The range runs from the line containing "Read all visible content and emit it as JSON." to the last line of the entries. Copy that range exactly, omitting pictures.

Entries taken from a collection:
= Beginning of Section =
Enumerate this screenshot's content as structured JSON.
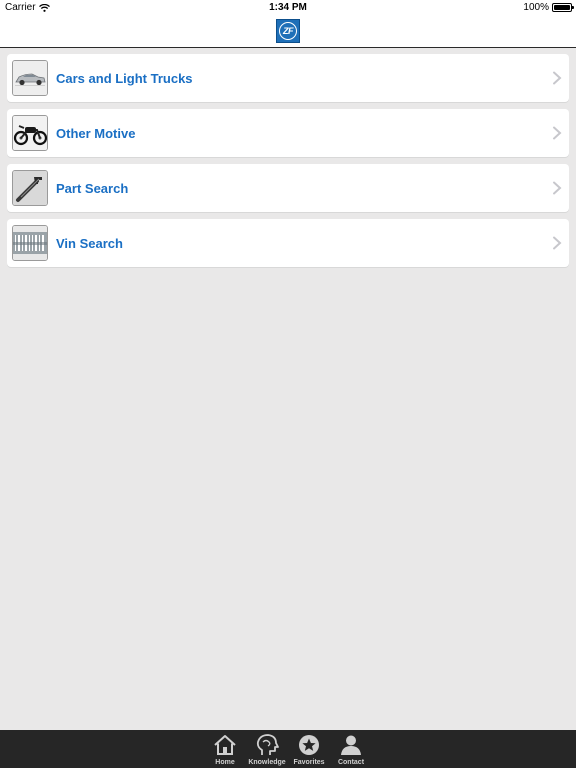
{
  "status_bar": {
    "carrier": "Carrier",
    "time": "1:34 PM",
    "battery": "100%",
    "battery_level": 1.0
  },
  "nav_bar": {
    "logo_text": "ZF",
    "logo_color": "#1e6fb8"
  },
  "menu": {
    "items": [
      {
        "label": "Cars and Light Trucks",
        "icon": "car-thumbnail"
      },
      {
        "label": "Other Motive",
        "icon": "motorcycle-thumbnail"
      },
      {
        "label": "Part Search",
        "icon": "wrench-thumbnail"
      },
      {
        "label": "Vin Search",
        "icon": "barcode-thumbnail"
      }
    ],
    "label_color": "#1a6fc4"
  },
  "tab_bar": {
    "tabs": [
      {
        "label": "Home",
        "icon": "home-icon"
      },
      {
        "label": "Knowledge",
        "icon": "head-icon"
      },
      {
        "label": "Favorites",
        "icon": "star-icon"
      },
      {
        "label": "Contact",
        "icon": "person-icon"
      }
    ]
  }
}
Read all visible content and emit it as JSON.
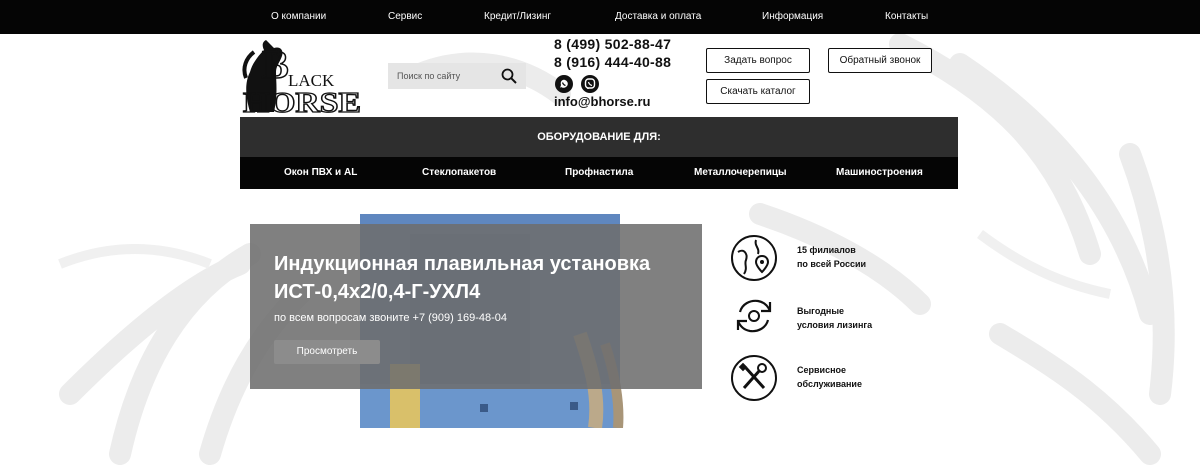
{
  "topnav": {
    "items": [
      {
        "label": "О компании"
      },
      {
        "label": "Сервис"
      },
      {
        "label": "Кредит/Лизинг"
      },
      {
        "label": "Доставка и оплата"
      },
      {
        "label": "Информация"
      },
      {
        "label": "Контакты"
      }
    ]
  },
  "header": {
    "logo_text_top": "LACK",
    "logo_text_bottom": "HORSE",
    "search": {
      "placeholder": "Поиск по сайту",
      "icon": "search-icon"
    },
    "phones": [
      "8 (499) 502-88-47",
      "8 (916) 444-40-88"
    ],
    "messengers": [
      {
        "icon": "whatsapp-icon"
      },
      {
        "icon": "viber-icon"
      }
    ],
    "email": "info@bhorse.ru",
    "buttons": {
      "ask": "Задать вопрос",
      "callback": "Обратный звонок",
      "catalog": "Скачать каталог"
    }
  },
  "equipment": {
    "title": "ОБОРУДОВАНИЕ ДЛЯ:",
    "categories": [
      {
        "label": "Окон ПВХ и AL"
      },
      {
        "label": "Стеклопакетов"
      },
      {
        "label": "Профнастила"
      },
      {
        "label": "Металлочерепицы"
      },
      {
        "label": "Машиностроения"
      }
    ]
  },
  "banner": {
    "title": "Индукционная плавильная установка ИСТ-0,4х2/0,4-Г-УХЛ4",
    "subtitle": "по всем вопросам звоните +7 (909) 169-48-04",
    "button_label": "Просмотреть"
  },
  "features": [
    {
      "icon": "globe-location-icon",
      "line1": "15 филиалов",
      "line2": "по всей России"
    },
    {
      "icon": "refresh-cycle-icon",
      "line1": "Выгодные",
      "line2": "условия лизинга"
    },
    {
      "icon": "tools-icon",
      "line1": "Сервисное",
      "line2": "обслуживание"
    }
  ],
  "colors": {
    "topbar": "#050505",
    "equip_title_bg": "#2e2e2e",
    "banner_overlay": "#6e6e6e",
    "banner_button": "#8c8c8c"
  }
}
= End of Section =
Exercise result:
Read all visible content and emit it as JSON.
{
  "topnav": {
    "items": [
      {
        "label": "О компании"
      },
      {
        "label": "Сервис"
      },
      {
        "label": "Кредит/Лизинг"
      },
      {
        "label": "Доставка и оплата"
      },
      {
        "label": "Информация"
      },
      {
        "label": "Контакты"
      }
    ]
  },
  "header": {
    "logo_text_top": "LACK",
    "logo_text_bottom": "HORSE",
    "search": {
      "placeholder": "Поиск по сайту",
      "icon": "search-icon"
    },
    "phones": [
      "8 (499) 502-88-47",
      "8 (916) 444-40-88"
    ],
    "messengers": [
      {
        "icon": "whatsapp-icon"
      },
      {
        "icon": "viber-icon"
      }
    ],
    "email": "info@bhorse.ru",
    "buttons": {
      "ask": "Задать вопрос",
      "callback": "Обратный звонок",
      "catalog": "Скачать каталог"
    }
  },
  "equipment": {
    "title": "ОБОРУДОВАНИЕ ДЛЯ:",
    "categories": [
      {
        "label": "Окон ПВХ и AL"
      },
      {
        "label": "Стеклопакетов"
      },
      {
        "label": "Профнастила"
      },
      {
        "label": "Металлочерепицы"
      },
      {
        "label": "Машиностроения"
      }
    ]
  },
  "banner": {
    "title": "Индукционная плавильная установка ИСТ-0,4х2/0,4-Г-УХЛ4",
    "subtitle": "по всем вопросам звоните +7 (909) 169-48-04",
    "button_label": "Просмотреть"
  },
  "features": [
    {
      "icon": "globe-location-icon",
      "line1": "15 филиалов",
      "line2": "по всей России"
    },
    {
      "icon": "refresh-cycle-icon",
      "line1": "Выгодные",
      "line2": "условия лизинга"
    },
    {
      "icon": "tools-icon",
      "line1": "Сервисное",
      "line2": "обслуживание"
    }
  ],
  "colors": {
    "topbar": "#050505",
    "equip_title_bg": "#2e2e2e",
    "banner_overlay": "#6e6e6e",
    "banner_button": "#8c8c8c"
  }
}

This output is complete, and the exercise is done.